Trial was held August 18, 1983, and resulted in a finding on August 22, 1983, that the subject land is communal land of the Lopa family and directing counsel for plaintiff to prepare findings, conclusions and judgment which were approved on September 1, 1983. (1) This appeal followed.
The trial court’s holding is straightforward. Lopa owns the land; Atofau doesn’t. But while the litigation was going on, Atofau built houses on the land. What happens now? The judgment infers, but does not state, [2ASR2d47] that Atofau can remove the houses. This might have made sense when Samoan houses consisted of posts and a thatched roof. When one is dealing with modern American-style structures removal constitutes great economic waste. On the other hand a family should not be deprived of its land because someone, even acting in good faith, builds a structure upon it.
As stated earlier this situation is not unique. Sometimes a matai will give a non-family member permission to build on family land. A successor matai may rescind that permission, saying, and rightly so, the previous matai did not have authority to alienate communal land. Some equitable solution should be fashioned by the court.
Some state courts have addressed a similar problem in the field of economic waste. This usually occurs when an architect or contractor makes a mistake that would cost so much to correct that some alternative must be fashioned. County of Maricopa v. Walsh & Oberg Architects, Inc. (Ariz. App. 1972) 494 P.2d 44; Blecick v. School District No.18 (Ariz. App. 1965) 406 P.2d 750.
In this case a party acting in good faith at the direction of his matai has built his home and store on another family’s land. The land owner did not respond with diligence. He filed a lawsuit in 1977. It was dismissed four years later for lack of prosecution. To suggest now, as does the judgment entered, that the structures be removed makes no sense.
The judgment as entered should be vacated. The matter is remanded to the trial court to find some solution which would avoid economic waste. Suggested alternatives would be to determine the value of the land and the structures and to set a reasonable sum to compensate the land owner for the loss of his land or to compensate the builder for the loss of his structures. Any other solution which will avoid economic waste or unjust enrichment will be consistent with this decision.
*Honorable Samuel P. King, United States District Judge, District of Hawaii, sitting by designation of the Secretary of Interior.
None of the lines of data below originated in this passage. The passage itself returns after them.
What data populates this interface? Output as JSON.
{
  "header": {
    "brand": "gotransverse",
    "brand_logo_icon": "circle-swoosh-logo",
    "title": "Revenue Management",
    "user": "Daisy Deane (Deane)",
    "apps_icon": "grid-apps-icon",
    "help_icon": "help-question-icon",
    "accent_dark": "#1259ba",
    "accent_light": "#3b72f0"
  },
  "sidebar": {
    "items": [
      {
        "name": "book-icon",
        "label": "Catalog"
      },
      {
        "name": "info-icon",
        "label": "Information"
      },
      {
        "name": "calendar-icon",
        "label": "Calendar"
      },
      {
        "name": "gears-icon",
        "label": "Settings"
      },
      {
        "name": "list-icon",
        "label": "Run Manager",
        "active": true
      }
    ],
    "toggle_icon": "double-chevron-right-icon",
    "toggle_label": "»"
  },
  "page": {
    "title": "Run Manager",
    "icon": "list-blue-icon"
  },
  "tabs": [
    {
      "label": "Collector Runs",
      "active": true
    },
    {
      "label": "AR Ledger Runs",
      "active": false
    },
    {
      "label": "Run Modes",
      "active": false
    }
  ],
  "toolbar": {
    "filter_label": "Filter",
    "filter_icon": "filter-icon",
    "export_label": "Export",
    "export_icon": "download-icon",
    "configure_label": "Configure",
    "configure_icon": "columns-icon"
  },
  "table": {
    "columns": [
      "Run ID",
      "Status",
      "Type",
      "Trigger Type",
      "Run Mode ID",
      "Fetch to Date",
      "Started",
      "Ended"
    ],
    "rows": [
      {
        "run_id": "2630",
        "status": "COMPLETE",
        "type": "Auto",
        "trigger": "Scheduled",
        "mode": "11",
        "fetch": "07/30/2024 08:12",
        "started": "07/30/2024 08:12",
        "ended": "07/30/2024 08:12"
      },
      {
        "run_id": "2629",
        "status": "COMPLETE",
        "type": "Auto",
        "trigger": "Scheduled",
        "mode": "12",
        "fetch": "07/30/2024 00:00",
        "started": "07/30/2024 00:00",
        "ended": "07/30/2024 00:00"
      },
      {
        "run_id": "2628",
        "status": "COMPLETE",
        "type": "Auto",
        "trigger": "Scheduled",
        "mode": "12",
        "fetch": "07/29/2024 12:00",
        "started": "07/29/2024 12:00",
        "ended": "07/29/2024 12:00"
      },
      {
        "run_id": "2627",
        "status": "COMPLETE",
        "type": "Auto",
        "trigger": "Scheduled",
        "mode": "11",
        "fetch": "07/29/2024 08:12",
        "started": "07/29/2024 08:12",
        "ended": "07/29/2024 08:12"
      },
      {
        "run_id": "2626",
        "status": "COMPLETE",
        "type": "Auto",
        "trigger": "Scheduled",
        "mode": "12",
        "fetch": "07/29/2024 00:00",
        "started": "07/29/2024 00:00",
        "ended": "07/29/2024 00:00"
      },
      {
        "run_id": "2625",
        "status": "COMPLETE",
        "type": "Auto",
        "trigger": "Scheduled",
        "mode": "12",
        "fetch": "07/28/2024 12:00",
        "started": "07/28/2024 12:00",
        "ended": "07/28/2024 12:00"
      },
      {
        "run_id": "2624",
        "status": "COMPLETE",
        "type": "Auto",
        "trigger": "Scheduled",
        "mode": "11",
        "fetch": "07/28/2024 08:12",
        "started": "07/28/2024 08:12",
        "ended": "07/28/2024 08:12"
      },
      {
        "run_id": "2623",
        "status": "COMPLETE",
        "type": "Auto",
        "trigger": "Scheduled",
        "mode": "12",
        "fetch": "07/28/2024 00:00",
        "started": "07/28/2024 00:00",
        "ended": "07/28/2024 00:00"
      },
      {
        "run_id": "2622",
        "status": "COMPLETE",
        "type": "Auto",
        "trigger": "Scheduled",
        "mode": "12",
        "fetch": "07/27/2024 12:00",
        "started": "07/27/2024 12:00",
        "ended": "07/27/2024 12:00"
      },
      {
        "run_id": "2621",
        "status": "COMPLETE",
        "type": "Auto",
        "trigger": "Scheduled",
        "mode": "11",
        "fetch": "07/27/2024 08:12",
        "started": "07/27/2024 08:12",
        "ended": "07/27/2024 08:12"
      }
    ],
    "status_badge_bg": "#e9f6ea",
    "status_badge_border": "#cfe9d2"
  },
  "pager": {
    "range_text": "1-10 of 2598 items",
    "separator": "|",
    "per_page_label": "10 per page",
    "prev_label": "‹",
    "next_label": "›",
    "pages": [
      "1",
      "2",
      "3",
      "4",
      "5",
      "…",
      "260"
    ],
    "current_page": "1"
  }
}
**Honorable Walter M. Heen, Associate Justice, Intermediate Court of Appeals, State of Hawaii, sitting by designation of the Secretary of Interior.